Exercise goal: Please write out each entry that follows, keeping it exactly the same.

Source data:
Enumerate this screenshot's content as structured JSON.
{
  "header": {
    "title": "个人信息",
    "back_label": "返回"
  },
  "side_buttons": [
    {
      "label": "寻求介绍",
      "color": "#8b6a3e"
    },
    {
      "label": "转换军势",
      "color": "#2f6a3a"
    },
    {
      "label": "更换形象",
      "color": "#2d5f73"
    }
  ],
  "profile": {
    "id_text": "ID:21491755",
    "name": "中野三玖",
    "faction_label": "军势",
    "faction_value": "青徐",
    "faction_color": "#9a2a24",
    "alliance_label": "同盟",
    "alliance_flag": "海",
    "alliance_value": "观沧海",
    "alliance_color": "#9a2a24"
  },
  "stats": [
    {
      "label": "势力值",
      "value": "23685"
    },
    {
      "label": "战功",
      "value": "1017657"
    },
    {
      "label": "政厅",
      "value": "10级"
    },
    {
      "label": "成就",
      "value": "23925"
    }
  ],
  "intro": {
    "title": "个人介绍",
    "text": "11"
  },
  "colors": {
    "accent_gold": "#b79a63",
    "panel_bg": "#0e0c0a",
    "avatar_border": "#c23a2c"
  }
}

Expected answer:
Enumerate this screenshot's content as structured JSON.
{
  "header": {
    "title": "个人信息",
    "back_label": "返回"
  },
  "side_buttons": [
    {
      "label": "寻求介绍",
      "color": "#8b6a3e"
    },
    {
      "label": "转换军势",
      "color": "#2f6a3a"
    },
    {
      "label": "更换形象",
      "color": "#2d5f73"
    }
  ],
  "profile": {
    "id_text": "ID:21491755",
    "name": "中野三玖",
    "faction_label": "军势",
    "faction_value": "青徐",
    "faction_color": "#9a2a24",
    "alliance_label": "同盟",
    "alliance_flag": "海",
    "alliance_value": "观沧海",
    "alliance_color": "#9a2a24"
  },
  "stats": [
    {
      "label": "势力值",
      "value": "23685"
    },
    {
      "label": "战功",
      "value": "1017657"
    },
    {
      "label": "政厅",
      "value": "10级"
    },
    {
      "label": "成就",
      "value": "23925"
    }
  ],
  "intro": {
    "title": "个人介绍",
    "text": "11"
  },
  "colors": {
    "accent_gold": "#b79a63",
    "panel_bg": "#0e0c0a",
    "avatar_border": "#c23a2c"
  }
}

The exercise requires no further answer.